And then they produced the EOS RP. What a mess. In my mind’s eye, I’m seeing a bunch of old Canon executives chain-smoking cigars in some high-rise office tower, saying things like, “Let’s just build a full-frame M50 and triple the price. Oh yeah, and let’s make it worse than the M50 so people will still want to buy the R and the M50.”
What is it good for?
- M50 can shoot 10fps, EOS R is 8fps. EOS RP is only capable of 5fps continuous shooting. At that price point, they should have at least met the capabilities of the R.
- Even though the RP technically has 4K video, Canon still haven’t solved the rolling shutter problem that plagues anything with a Digic 8 processor. Video is okay if you’re not moving the camera, but this is 2019…. Almost every camera moves continually in a modern video production.
- Dual-pixel auto-focus isn’t available in 4K, just like the M50. So don’t expect to use the RP for 4K video.
- 4K is still cropped, just like the M50.
- They omitted 24fps in 1080p video, so if you’re interested in a cinematic look for American film standards, forget it.
- They omitted the 720p 120fps (slow motion) mode. It is available on the M50 and the R, so why remove it from the RP?
- Using any EF-S lens apparently disables 1080p. You have a choice of either 4K or 720p. They didn’t do that with the R, and EF-S still works fine with the M50. Why hamper 1080p for EF-S lenses in the RP?
The EOS RP is good for one thing: Still photography under ideal conditions. That’s about it. With only 5 frames per second continuous shooting, you can’t using it for sports or nature photography. With such poor rolling shutter, it won’t be very useful for moving video either.
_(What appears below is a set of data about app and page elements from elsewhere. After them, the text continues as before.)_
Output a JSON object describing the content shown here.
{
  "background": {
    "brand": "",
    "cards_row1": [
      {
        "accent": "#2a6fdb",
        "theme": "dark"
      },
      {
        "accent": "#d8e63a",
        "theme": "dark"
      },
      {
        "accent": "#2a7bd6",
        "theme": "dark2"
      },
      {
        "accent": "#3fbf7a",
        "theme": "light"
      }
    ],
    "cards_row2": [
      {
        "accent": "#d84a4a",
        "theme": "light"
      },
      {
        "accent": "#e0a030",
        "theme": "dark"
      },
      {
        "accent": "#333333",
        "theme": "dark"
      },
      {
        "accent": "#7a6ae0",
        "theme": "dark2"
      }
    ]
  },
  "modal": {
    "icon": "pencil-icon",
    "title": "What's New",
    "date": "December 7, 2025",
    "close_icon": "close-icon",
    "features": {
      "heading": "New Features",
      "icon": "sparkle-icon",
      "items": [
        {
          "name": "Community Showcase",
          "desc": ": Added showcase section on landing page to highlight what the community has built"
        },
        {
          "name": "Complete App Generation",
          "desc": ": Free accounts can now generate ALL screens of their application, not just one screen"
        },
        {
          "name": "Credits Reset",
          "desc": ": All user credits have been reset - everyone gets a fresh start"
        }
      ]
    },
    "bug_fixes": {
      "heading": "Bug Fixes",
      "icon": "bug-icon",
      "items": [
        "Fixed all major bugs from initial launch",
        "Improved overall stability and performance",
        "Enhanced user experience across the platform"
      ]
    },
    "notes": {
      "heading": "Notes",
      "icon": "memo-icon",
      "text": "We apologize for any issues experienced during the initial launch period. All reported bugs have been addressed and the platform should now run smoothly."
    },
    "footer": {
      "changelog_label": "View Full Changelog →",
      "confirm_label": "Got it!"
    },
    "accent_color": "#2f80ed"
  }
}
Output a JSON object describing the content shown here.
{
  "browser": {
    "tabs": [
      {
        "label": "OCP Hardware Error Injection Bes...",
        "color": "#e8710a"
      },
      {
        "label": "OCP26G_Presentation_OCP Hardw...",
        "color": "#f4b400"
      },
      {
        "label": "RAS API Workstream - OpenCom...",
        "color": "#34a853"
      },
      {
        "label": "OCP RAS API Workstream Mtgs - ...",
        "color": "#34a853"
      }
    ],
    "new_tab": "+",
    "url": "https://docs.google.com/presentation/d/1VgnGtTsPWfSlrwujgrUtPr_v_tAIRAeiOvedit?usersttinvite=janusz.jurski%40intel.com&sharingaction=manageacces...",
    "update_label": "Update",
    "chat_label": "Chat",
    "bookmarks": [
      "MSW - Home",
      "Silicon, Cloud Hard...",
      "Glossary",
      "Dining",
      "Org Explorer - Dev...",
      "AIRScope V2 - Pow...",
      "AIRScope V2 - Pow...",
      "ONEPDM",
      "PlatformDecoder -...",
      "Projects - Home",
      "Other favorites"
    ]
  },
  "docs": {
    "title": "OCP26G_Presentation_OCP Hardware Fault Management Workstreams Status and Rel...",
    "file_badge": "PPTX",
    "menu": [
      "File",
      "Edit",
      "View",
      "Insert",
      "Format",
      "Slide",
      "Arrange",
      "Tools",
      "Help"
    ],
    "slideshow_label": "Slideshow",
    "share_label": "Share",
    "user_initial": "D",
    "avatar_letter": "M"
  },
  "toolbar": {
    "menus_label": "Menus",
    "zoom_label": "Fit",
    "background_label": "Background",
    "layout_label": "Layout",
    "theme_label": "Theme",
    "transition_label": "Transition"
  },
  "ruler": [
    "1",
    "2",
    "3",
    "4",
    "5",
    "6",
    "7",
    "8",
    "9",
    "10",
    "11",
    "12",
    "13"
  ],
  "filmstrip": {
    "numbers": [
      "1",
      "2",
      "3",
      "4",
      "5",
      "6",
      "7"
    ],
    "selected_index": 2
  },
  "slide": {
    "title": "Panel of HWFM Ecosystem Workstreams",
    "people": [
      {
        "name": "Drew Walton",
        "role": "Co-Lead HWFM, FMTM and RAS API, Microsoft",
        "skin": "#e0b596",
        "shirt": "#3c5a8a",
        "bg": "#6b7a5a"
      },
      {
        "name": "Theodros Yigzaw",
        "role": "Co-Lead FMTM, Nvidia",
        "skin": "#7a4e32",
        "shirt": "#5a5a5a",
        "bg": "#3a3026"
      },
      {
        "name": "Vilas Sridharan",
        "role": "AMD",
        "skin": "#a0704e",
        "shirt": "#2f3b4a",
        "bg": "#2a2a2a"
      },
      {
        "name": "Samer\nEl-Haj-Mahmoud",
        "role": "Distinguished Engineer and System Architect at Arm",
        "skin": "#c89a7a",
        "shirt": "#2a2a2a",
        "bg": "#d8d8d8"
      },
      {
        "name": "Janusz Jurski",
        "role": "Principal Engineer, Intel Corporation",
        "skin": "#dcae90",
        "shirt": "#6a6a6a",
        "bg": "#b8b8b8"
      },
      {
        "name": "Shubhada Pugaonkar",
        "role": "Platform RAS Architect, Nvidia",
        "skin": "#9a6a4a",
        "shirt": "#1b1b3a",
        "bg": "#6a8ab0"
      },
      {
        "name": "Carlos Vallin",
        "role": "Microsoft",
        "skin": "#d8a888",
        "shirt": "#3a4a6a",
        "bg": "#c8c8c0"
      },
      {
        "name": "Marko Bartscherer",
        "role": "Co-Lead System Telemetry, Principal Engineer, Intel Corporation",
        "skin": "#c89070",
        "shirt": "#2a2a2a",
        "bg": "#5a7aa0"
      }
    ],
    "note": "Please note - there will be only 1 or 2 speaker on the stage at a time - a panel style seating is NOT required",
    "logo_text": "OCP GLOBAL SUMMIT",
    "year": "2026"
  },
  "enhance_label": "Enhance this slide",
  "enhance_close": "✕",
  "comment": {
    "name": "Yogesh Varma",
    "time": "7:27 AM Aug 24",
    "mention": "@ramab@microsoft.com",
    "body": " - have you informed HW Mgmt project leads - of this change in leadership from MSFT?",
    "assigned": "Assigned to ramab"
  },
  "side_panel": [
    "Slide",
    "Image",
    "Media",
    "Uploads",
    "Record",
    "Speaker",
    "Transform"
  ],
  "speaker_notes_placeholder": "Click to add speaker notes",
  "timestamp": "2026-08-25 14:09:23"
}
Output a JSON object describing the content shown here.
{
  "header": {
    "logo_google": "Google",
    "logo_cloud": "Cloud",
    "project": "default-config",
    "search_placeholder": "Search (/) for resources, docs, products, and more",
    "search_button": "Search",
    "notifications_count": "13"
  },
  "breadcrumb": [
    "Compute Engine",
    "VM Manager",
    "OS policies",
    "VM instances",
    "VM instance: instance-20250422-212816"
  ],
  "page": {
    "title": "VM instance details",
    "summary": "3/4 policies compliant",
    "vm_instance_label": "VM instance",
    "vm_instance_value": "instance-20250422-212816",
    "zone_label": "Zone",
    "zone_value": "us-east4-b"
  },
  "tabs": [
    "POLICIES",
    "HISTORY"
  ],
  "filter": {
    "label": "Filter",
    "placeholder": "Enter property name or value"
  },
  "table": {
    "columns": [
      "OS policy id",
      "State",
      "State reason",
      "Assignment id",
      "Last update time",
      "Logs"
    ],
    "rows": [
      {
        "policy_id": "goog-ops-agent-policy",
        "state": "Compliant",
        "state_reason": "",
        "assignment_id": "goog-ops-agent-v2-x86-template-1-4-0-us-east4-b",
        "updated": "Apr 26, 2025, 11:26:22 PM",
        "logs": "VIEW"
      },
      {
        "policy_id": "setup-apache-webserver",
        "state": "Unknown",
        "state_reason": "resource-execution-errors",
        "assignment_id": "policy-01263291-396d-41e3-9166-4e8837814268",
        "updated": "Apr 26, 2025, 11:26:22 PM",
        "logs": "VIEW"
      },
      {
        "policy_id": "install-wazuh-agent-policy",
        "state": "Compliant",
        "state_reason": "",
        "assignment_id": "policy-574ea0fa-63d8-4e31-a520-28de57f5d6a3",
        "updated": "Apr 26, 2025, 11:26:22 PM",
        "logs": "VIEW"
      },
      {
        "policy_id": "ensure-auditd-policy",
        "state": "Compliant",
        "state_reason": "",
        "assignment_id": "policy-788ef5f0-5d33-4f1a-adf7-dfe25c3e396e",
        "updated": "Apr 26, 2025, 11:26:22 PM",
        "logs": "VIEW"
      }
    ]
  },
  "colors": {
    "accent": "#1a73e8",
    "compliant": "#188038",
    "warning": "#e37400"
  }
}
I like the M50. No, it’s not as crisp as the R, but it’s hit the sweet spot between capability and price, and the available lens line is fairly broad when you use an adapter. But this time, Canon hamstrung the EOS R past the point of general usability, making a camera that’s much more expensive than the M50, but with even worse restrictions. As Canon continues down this path, I’m going to be researching Sony a little closer for future purchases. Too many well-respected camera gurus have framed this as a grave disappointment. The power of purchase will determine if they’re right.